In the future, Koepke hopes data broken out by gender, income, education and age will become available from more countries, so researchers can observe changes over time.
“That level of granularity is important to explore inequalities in the use of and access to information, but to do that effectively we need data on a global scale,” he said.
To Garrido, the project lead, the U.N.’s Sustainable Development Goals provide an opportunity to “make data count for everybody” by promoting investment in countries’ ability to collect data, encouraging partnerships for data collection, and bringing the private sector to the table as potential allies.

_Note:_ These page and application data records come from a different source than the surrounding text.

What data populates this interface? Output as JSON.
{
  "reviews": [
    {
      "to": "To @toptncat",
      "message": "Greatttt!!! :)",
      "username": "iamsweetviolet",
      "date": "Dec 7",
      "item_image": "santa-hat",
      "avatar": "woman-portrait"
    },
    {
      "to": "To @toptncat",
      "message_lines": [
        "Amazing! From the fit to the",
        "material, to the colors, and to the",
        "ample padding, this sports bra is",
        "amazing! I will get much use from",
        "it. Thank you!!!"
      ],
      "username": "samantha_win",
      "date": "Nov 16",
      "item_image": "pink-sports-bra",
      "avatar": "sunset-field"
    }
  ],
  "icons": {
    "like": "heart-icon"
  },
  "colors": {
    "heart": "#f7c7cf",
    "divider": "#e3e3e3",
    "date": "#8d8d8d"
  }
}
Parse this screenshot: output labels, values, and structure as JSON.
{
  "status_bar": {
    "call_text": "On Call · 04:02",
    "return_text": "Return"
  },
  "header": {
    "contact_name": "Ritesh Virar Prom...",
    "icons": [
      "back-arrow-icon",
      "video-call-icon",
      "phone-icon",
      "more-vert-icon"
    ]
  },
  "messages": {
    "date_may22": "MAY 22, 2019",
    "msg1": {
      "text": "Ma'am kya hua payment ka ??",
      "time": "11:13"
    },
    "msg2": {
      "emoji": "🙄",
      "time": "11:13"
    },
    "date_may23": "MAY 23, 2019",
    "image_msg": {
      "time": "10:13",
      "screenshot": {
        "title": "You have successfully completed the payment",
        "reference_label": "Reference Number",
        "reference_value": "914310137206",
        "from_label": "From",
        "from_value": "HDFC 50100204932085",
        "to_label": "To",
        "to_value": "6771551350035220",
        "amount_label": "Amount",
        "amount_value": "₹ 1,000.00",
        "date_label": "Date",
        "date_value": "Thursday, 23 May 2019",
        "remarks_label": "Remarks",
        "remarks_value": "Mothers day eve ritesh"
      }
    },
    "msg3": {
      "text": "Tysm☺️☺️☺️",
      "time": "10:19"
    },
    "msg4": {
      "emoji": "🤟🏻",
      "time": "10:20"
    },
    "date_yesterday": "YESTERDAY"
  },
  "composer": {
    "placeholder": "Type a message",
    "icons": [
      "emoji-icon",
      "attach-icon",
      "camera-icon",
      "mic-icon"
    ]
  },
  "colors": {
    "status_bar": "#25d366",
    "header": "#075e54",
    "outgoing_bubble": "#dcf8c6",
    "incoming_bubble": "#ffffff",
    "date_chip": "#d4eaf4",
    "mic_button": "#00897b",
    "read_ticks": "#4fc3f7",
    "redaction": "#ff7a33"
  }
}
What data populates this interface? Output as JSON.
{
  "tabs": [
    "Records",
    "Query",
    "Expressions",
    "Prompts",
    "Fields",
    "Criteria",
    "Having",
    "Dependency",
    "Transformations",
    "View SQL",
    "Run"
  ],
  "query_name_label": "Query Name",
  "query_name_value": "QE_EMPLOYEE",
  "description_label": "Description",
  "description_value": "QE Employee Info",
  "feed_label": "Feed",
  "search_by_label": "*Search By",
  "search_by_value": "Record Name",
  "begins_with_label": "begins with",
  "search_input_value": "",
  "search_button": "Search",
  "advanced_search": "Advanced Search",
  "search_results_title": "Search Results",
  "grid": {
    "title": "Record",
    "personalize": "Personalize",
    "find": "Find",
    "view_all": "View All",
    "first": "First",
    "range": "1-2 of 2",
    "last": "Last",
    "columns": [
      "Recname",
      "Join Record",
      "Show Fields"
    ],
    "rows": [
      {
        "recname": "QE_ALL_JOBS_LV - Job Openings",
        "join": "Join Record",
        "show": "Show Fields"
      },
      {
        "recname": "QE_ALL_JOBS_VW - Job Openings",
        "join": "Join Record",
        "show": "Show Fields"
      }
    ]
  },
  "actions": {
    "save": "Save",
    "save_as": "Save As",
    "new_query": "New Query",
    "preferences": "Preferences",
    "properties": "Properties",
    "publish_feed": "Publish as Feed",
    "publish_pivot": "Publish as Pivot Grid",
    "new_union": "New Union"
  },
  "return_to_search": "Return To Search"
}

“Within the goals’ framework, ‘making everybody count’ is not only a motto but a philosophy,” Garrido said. “To follow through with that, we need a change in data collection approaches that move away from averages to ensure that people are represented properly in national statistics.”
TASCHA and IFLA presented their report in July at the U.N. High-Level Political Forum on Sustainable Development. The paper and partnership with IFLA are the first major products of a $15.9 million grant TASCHA received from the Bill & Melinda Gates Foundation to build on the work of the foundation’s Global Libraries Initiative, which is winding down after more than 20 years and $1 billion invested in public libraries. TASCHA, IFLA and the Public Library Association are the lead legacy partners tasked with carrying out research and capacity-building initiatives with the goal of improving people’s lives through public libraries around the world.
Going forward, as TASCHA continues to study how information access can improve people’s economic and social conditions, Garrido believes the research will open some eyes to the essential role of libraries in helping people build skills and improve their communities.
“I hope this work in the coming years contributes to further engage libraries in the U.N. sustainable development areas – libraries everywhere, not only in less-developed countries,” she said.